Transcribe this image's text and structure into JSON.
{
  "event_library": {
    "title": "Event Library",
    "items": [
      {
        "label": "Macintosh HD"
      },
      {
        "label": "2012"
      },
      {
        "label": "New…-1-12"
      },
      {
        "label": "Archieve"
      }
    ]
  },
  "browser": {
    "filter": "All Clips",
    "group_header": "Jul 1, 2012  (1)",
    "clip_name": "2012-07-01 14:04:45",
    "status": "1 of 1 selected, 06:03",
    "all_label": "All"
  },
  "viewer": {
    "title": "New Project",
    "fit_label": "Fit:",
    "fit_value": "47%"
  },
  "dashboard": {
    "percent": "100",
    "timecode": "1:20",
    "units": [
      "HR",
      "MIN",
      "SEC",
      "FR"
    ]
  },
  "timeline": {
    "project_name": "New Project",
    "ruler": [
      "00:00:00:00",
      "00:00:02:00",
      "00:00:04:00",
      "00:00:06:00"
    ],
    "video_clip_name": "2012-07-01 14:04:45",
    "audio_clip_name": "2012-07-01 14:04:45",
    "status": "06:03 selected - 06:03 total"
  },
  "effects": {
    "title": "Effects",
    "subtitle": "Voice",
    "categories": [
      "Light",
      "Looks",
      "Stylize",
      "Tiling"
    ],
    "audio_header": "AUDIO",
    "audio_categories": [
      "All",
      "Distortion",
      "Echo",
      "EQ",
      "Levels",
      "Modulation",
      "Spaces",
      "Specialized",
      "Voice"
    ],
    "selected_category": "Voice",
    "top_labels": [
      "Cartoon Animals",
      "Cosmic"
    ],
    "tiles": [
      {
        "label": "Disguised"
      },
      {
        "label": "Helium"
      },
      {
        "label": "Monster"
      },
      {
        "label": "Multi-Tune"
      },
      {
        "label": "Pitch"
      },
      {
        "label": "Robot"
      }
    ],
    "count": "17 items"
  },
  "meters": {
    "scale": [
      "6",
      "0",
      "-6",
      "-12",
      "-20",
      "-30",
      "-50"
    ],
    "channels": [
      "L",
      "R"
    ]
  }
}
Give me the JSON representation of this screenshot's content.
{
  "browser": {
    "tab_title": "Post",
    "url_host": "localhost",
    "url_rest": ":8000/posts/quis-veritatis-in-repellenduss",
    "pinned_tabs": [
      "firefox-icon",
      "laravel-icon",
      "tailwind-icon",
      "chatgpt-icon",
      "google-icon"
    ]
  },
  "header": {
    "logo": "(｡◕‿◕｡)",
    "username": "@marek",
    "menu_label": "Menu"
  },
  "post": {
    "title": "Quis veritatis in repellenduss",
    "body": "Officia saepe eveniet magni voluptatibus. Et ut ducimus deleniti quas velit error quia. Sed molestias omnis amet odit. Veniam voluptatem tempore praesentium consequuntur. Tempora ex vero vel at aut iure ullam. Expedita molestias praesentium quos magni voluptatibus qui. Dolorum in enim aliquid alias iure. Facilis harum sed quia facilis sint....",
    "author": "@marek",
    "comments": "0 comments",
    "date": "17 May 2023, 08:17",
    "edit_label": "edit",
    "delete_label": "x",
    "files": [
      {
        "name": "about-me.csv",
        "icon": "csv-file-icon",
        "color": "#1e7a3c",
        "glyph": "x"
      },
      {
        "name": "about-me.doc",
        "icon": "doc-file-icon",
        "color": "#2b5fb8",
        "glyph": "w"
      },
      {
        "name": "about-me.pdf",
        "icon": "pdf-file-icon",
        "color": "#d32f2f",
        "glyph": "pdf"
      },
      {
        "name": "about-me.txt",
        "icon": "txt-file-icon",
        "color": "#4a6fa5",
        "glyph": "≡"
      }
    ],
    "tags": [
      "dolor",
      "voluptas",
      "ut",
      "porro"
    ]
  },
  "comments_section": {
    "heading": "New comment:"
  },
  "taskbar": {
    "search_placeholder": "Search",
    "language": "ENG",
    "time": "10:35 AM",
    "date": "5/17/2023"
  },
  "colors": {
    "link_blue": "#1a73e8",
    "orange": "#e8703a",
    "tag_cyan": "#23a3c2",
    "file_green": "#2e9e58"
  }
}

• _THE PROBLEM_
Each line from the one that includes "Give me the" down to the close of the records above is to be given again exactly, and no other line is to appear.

• _TASK ANSWER_
Give me the JSON representation of this screenshot's content.
{
  "browser": {
    "tab_title": "Post",
    "url_host": "localhost",
    "url_rest": ":8000/posts/quis-veritatis-in-repellenduss",
    "pinned_tabs": [
      "firefox-icon",
      "laravel-icon",
      "tailwind-icon",
      "chatgpt-icon",
      "google-icon"
    ]
  },
  "header": {
    "logo": "(｡◕‿◕｡)",
    "username": "@marek",
    "menu_label": "Menu"
  },
  "post": {
    "title": "Quis veritatis in repellenduss",
    "body": "Officia saepe eveniet magni voluptatibus. Et ut ducimus deleniti quas velit error quia. Sed molestias omnis amet odit. Veniam voluptatem tempore praesentium consequuntur. Tempora ex vero vel at aut iure ullam. Expedita molestias praesentium quos magni voluptatibus qui. Dolorum in enim aliquid alias iure. Facilis harum sed quia facilis sint....",
    "author": "@marek",
    "comments": "0 comments",
    "date": "17 May 2023, 08:17",
    "edit_label": "edit",
    "delete_label": "x",
    "files": [
      {
        "name": "about-me.csv",
        "icon": "csv-file-icon",
        "color": "#1e7a3c",
        "glyph": "x"
      },
      {
        "name": "about-me.doc",
        "icon": "doc-file-icon",
        "color": "#2b5fb8",
        "glyph": "w"
      },
      {
        "name": "about-me.pdf",
        "icon": "pdf-file-icon",
        "color": "#d32f2f",
        "glyph": "pdf"
      },
      {
        "name": "about-me.txt",
        "icon": "txt-file-icon",
        "color": "#4a6fa5",
        "glyph": "≡"
      }
    ],
    "tags": [
      "dolor",
      "voluptas",
      "ut",
      "porro"
    ]
  },
  "comments_section": {
    "heading": "New comment:"
  },
  "taskbar": {
    "search_placeholder": "Search",
    "language": "ENG",
    "time": "10:35 AM",
    "date": "5/17/2023"
  },
  "colors": {
    "link_blue": "#1a73e8",
    "orange": "#e8703a",
    "tag_cyan": "#23a3c2",
    "file_green": "#2e9e58"
  }
}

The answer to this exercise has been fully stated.